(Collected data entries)
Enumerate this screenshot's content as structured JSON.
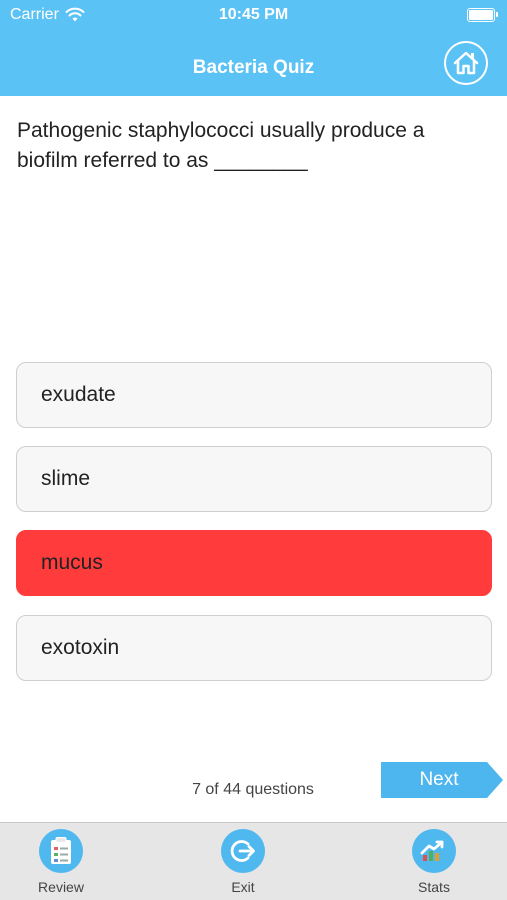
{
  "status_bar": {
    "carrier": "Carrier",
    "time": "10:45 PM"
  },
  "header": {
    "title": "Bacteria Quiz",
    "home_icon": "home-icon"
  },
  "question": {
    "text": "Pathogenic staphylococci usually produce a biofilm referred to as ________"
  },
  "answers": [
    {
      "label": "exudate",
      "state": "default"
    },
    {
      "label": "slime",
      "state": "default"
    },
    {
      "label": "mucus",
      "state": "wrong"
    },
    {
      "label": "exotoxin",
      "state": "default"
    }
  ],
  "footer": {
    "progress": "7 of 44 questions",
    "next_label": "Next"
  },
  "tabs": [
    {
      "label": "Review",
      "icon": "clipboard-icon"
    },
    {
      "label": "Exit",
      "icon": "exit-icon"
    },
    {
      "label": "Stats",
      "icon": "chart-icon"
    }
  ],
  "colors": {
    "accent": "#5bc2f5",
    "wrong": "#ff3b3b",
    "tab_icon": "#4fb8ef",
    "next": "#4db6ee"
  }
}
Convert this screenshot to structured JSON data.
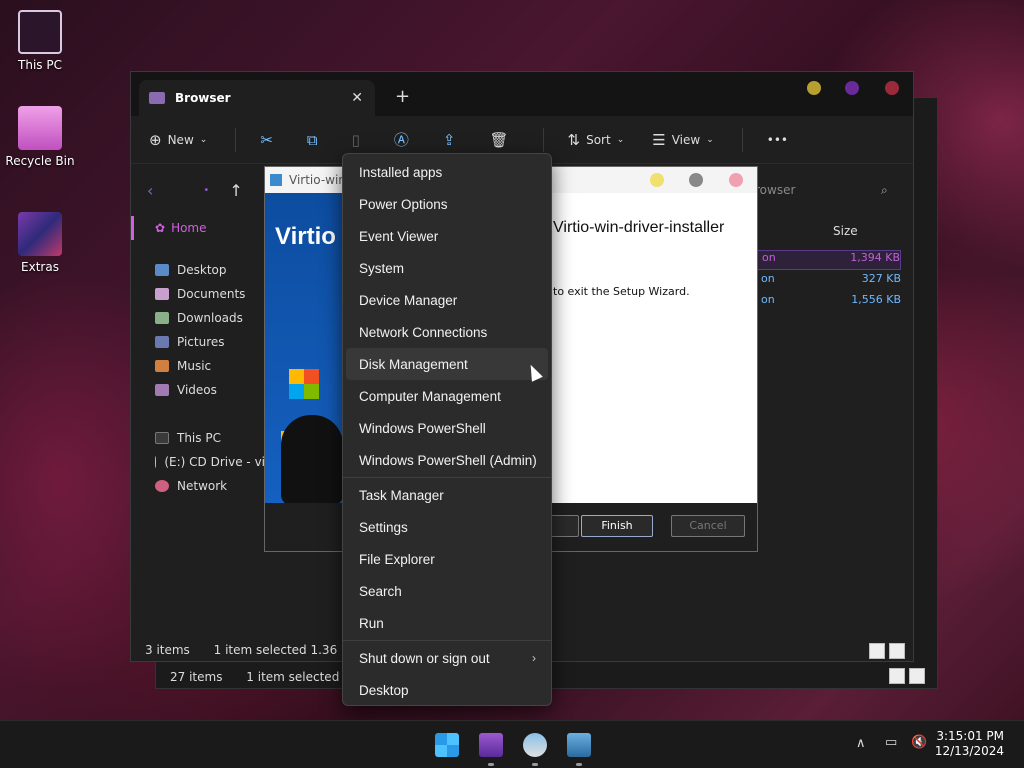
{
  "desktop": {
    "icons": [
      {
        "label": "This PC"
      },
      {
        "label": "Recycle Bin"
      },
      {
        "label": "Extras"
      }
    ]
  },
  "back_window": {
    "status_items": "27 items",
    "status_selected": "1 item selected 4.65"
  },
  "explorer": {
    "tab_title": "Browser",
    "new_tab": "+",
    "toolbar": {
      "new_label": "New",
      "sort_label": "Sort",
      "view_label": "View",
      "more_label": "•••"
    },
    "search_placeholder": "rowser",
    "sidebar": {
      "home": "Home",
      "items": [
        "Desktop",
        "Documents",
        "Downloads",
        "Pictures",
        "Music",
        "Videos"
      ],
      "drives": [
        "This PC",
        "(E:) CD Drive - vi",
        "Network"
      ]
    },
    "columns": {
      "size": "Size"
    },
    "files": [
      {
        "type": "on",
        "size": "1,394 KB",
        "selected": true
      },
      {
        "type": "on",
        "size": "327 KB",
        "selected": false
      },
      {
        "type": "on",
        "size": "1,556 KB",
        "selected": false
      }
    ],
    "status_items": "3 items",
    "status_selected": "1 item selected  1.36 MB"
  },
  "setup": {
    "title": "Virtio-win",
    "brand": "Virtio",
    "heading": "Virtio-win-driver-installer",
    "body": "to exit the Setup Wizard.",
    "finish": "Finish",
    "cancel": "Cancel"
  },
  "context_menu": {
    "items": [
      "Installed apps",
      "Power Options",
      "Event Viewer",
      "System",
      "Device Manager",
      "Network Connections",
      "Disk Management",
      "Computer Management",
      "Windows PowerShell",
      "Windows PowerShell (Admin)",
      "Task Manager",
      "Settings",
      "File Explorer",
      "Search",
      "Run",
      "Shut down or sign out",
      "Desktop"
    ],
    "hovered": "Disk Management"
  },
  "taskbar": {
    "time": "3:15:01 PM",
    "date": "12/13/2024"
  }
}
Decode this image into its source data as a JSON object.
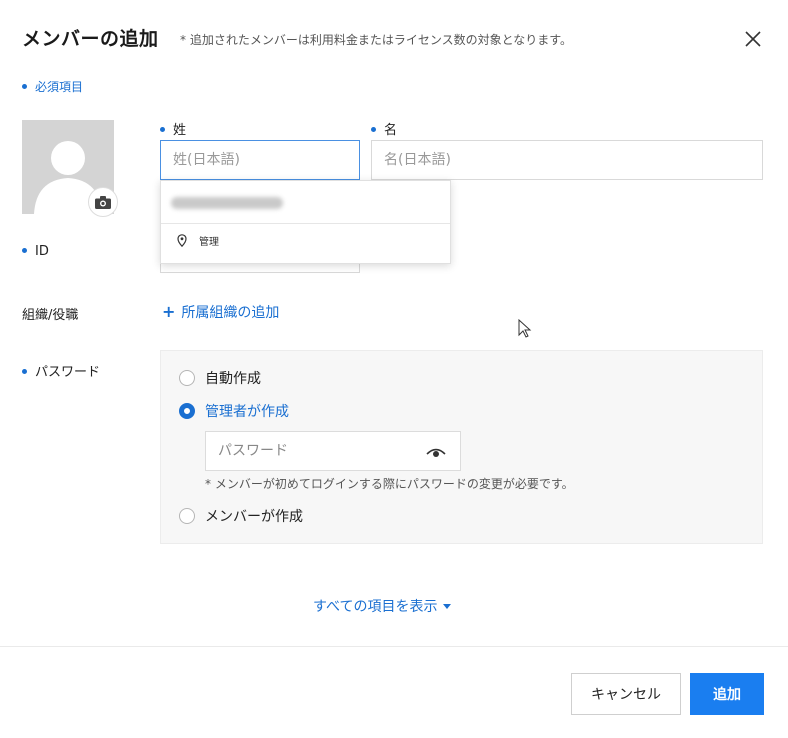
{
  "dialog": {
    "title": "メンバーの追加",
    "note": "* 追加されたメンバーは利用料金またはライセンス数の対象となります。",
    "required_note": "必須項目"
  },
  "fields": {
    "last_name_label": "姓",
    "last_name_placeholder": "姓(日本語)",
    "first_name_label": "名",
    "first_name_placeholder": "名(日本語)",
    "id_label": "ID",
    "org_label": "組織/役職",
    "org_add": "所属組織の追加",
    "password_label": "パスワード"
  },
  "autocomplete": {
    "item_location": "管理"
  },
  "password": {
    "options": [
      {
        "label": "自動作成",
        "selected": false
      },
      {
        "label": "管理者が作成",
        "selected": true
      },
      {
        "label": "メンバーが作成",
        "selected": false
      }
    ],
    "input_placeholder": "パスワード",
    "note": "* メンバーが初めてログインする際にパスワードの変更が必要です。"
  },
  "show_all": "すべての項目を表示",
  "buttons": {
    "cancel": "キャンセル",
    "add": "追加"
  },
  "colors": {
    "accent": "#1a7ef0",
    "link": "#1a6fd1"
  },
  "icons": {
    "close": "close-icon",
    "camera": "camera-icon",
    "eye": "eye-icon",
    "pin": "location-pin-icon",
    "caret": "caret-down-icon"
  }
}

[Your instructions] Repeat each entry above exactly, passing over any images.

[Task answer]
Enumerate this screenshot's content as structured JSON.
{
  "status_bar": {
    "carrier": "Carrier",
    "time": "10:45 PM"
  },
  "header": {
    "title": "Bacteria Quiz",
    "home_icon": "home-icon"
  },
  "question": {
    "text": "Pathogenic staphylococci usually produce a biofilm referred to as ________"
  },
  "answers": [
    {
      "label": "exudate",
      "state": "default"
    },
    {
      "label": "slime",
      "state": "default"
    },
    {
      "label": "mucus",
      "state": "wrong"
    },
    {
      "label": "exotoxin",
      "state": "default"
    }
  ],
  "footer": {
    "progress": "7 of 44 questions",
    "next_label": "Next"
  },
  "tabs": [
    {
      "label": "Review",
      "icon": "clipboard-icon"
    },
    {
      "label": "Exit",
      "icon": "exit-icon"
    },
    {
      "label": "Stats",
      "icon": "chart-icon"
    }
  ],
  "colors": {
    "accent": "#5bc2f5",
    "wrong": "#ff3b3b",
    "tab_icon": "#4fb8ef",
    "next": "#4db6ee"
  }
}
Convert this screenshot to structured JSON data.
{
  "desktop": {
    "icons": [
      {
        "label": "This PC"
      },
      {
        "label": "Recycle Bin"
      },
      {
        "label": "Extras"
      }
    ]
  },
  "back_window": {
    "status_items": "27 items",
    "status_selected": "1 item selected 4.65"
  },
  "explorer": {
    "tab_title": "Browser",
    "new_tab": "+",
    "toolbar": {
      "new_label": "New",
      "sort_label": "Sort",
      "view_label": "View",
      "more_label": "•••"
    },
    "search_placeholder": "rowser",
    "sidebar": {
      "home": "Home",
      "items": [
        "Desktop",
        "Documents",
        "Downloads",
        "Pictures",
        "Music",
        "Videos"
      ],
      "drives": [
        "This PC",
        "(E:) CD Drive - vi",
        "Network"
      ]
    },
    "columns": {
      "size": "Size"
    },
    "files": [
      {
        "type": "on",
        "size": "1,394 KB",
        "selected": true
      },
      {
        "type": "on",
        "size": "327 KB",
        "selected": false
      },
      {
        "type": "on",
        "size": "1,556 KB",
        "selected": false
      }
    ],
    "status_items": "3 items",
    "status_selected": "1 item selected  1.36 MB"
  },
  "setup": {
    "title": "Virtio-win",
    "brand": "Virtio",
    "heading": "Virtio-win-driver-installer",
    "body": "to exit the Setup Wizard.",
    "finish": "Finish",
    "cancel": "Cancel"
  },
  "context_menu": {
    "items": [
      "Installed apps",
      "Power Options",
      "Event Viewer",
      "System",
      "Device Manager",
      "Network Connections",
      "Disk Management",
      "Computer Management",
      "Windows PowerShell",
      "Windows PowerShell (Admin)",
      "Task Manager",
      "Settings",
      "File Explorer",
      "Search",
      "Run",
      "Shut down or sign out",
      "Desktop"
    ],
    "hovered": "Disk Management"
  },
  "taskbar": {
    "time": "3:15:01 PM",
    "date": "12/13/2024"
  }
}
Decode this image into its source data as a JSON object.
{
  "dialog": {
    "title": "メンバーの追加",
    "note": "* 追加されたメンバーは利用料金またはライセンス数の対象となります。",
    "required_note": "必須項目"
  },
  "fields": {
    "last_name_label": "姓",
    "last_name_placeholder": "姓(日本語)",
    "first_name_label": "名",
    "first_name_placeholder": "名(日本語)",
    "id_label": "ID",
    "org_label": "組織/役職",
    "org_add": "所属組織の追加",
    "password_label": "パスワード"
  },
  "autocomplete": {
    "item_location": "管理"
  },
  "password": {
    "options": [
      {
        "label": "自動作成",
        "selected": false
      },
      {
        "label": "管理者が作成",
        "selected": true
      },
      {
        "label": "メンバーが作成",
        "selected": false
      }
    ],
    "input_placeholder": "パスワード",
    "note": "* メンバーが初めてログインする際にパスワードの変更が必要です。"
  },
  "show_all": "すべての項目を表示",
  "buttons": {
    "cancel": "キャンセル",
    "add": "追加"
  },
  "colors": {
    "accent": "#1a7ef0",
    "link": "#1a6fd1"
  },
  "icons": {
    "close": "close-icon",
    "camera": "camera-icon",
    "eye": "eye-icon",
    "pin": "location-pin-icon",
    "caret": "caret-down-icon"
  }
}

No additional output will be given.